According to the American Cancer Society's annual statistics report, cancer death rate has dropped by 22 percent in last the 2 decades in the United States. The report states that there has been a significant drop in cancer induced deaths in almost all states. Southern states have reported the smallest decline - 15% - as compared to the northern states where the drop was quite significant. In terms of numbers, almost a whopping 1.5 million people in US have been spared falling prey to the deadly disease in a span of 20 years.
"The continuing drops we are seeing in cancer mortality are reason to celebrate, but not to stop," said John Seffrin, PhD, chief executive officer of the American Cancer Society. Largely driven by rapid increases in lung cancer deaths among men as a consequence of the tobacco epidemic, the overall cancer death rate rose during most of the 20th century, peaking in 1991.
Decline was more prominent in men over women: During the most recent five years (2007-2011), the average annual decline in cancer death rates was slightly larger among men (1.8 per cent) than women (1.4 per cent).
These declines are driven by continued decline in death rates for the four major cancer sites: lung, breast, prostate, and colon.
Lung Cancer: Death rates declined 36 per cent between 1990 and 2011 among males and 11 per cent between 2002 and 2011 among females due to reduced tobacco use.

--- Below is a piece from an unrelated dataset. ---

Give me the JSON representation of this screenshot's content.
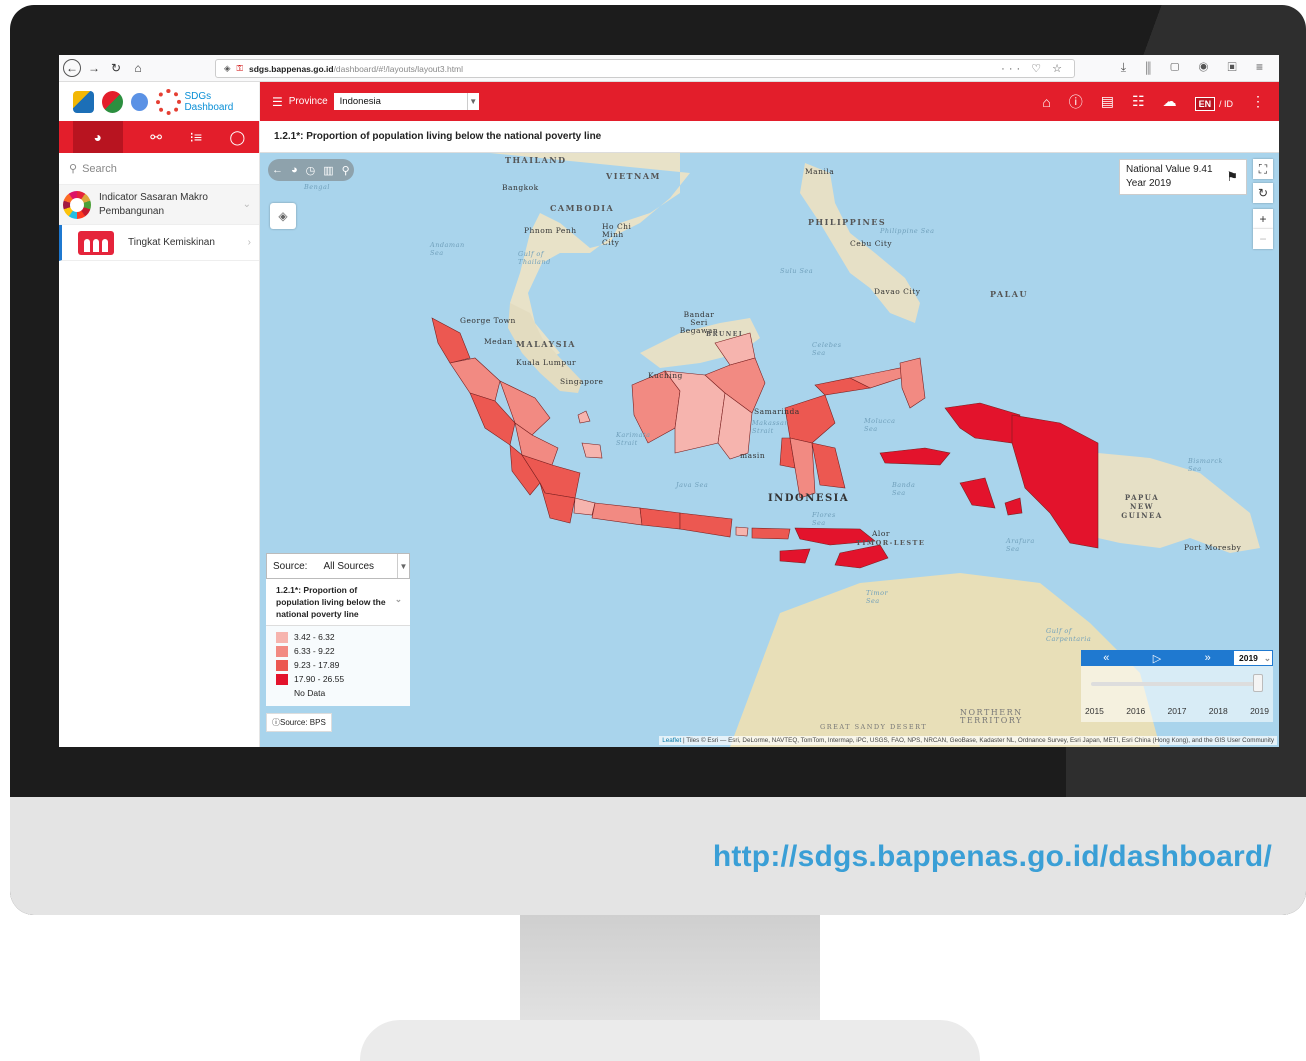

Breast Cancer: Death rates for breast cancer (among women) are down more than one-third (35 per cent) from peak rates.
Prostate Cancer and others: Prostate and colorectal cancer death rates are each down by nearly half (47 per cent), the report said.
What lead to the decline? The report suggests that the United States has seen this steady decline in the cancer death rate as the result of fewer Americans smoking. Another reason could be advances in cancer prevention, early detection, and treatment.
The future: Despite this, the report also estimated fresh 1,658,370 cancer cases and 589,430 cancer deaths in the US in 2015. Prostate, lung, and colorectal cancers will account for about one-half of all cases in men, with prostate cancer alone accounting for about one-quarter of new diagnoses. The three most commonly diagnosed types of cancer among women in 2015 will be breast, lung, and colorectal cancer, accounting for one-half of all cases in women.
Inputs from IANS and PTI